• _TASK STATEMENT_
Your answer should consist of the lines in the following data that contain "desktop".

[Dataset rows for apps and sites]
────────────────────

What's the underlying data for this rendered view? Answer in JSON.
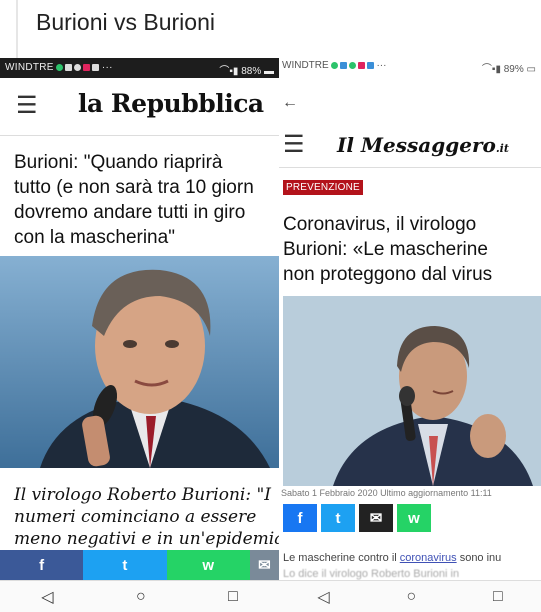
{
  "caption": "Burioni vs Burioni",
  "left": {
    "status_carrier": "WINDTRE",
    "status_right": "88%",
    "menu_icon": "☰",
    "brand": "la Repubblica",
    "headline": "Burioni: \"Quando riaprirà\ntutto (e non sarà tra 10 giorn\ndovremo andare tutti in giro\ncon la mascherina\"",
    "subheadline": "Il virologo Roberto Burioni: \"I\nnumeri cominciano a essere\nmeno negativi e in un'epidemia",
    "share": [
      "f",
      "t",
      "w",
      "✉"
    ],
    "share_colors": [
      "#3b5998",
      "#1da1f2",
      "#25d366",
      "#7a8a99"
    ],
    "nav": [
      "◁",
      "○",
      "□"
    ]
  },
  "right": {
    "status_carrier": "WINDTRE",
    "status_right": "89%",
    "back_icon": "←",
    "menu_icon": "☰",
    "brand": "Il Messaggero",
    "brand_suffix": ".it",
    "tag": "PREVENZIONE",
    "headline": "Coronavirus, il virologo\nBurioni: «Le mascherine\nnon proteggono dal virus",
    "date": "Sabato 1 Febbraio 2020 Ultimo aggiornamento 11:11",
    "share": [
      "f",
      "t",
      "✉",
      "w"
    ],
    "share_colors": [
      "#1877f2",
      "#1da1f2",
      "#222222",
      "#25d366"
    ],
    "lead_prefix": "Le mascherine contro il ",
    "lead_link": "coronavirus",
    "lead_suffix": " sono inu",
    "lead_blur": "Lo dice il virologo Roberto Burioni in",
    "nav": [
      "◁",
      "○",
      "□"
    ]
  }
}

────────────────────

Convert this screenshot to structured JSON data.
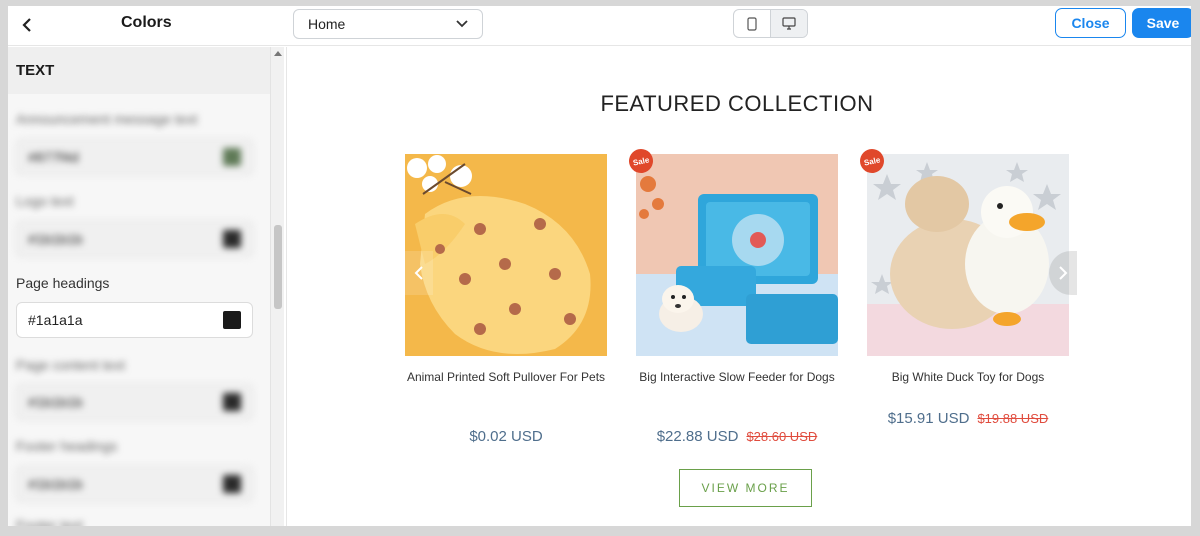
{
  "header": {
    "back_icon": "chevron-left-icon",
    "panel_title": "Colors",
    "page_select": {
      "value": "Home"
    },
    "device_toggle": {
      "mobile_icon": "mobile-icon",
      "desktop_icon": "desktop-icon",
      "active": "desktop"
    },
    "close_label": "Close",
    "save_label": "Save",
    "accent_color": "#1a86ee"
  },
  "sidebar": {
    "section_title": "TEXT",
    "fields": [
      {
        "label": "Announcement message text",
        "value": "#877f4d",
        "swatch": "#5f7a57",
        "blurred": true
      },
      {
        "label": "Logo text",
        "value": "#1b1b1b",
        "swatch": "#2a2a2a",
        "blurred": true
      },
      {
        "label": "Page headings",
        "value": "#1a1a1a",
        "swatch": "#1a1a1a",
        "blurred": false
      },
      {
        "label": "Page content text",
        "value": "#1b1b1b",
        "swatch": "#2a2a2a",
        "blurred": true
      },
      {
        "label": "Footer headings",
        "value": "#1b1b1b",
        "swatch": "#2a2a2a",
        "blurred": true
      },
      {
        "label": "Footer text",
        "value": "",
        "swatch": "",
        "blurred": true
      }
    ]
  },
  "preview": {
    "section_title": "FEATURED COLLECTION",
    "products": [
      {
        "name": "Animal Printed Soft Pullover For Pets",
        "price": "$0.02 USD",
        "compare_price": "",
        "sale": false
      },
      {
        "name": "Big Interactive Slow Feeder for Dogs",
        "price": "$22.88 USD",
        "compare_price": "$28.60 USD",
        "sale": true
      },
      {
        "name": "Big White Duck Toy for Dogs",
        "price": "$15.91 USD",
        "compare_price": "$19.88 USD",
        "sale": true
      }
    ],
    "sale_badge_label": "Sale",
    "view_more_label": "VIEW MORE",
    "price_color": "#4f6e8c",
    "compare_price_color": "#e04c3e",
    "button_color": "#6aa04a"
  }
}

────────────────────

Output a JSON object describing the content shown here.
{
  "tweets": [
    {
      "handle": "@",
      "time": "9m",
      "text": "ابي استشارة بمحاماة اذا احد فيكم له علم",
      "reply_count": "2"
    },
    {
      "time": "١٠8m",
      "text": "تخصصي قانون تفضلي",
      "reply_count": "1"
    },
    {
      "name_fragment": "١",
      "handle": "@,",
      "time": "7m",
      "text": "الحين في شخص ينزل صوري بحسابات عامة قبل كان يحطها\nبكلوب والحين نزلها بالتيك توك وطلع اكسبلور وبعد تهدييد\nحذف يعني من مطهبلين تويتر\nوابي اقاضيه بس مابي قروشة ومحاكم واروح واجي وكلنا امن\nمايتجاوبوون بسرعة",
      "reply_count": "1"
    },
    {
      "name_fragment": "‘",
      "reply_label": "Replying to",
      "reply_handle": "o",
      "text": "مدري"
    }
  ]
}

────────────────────

• _EXERCISE OUTPUT_
      "desktop_icon": "desktop-icon",
      "active": "desktop"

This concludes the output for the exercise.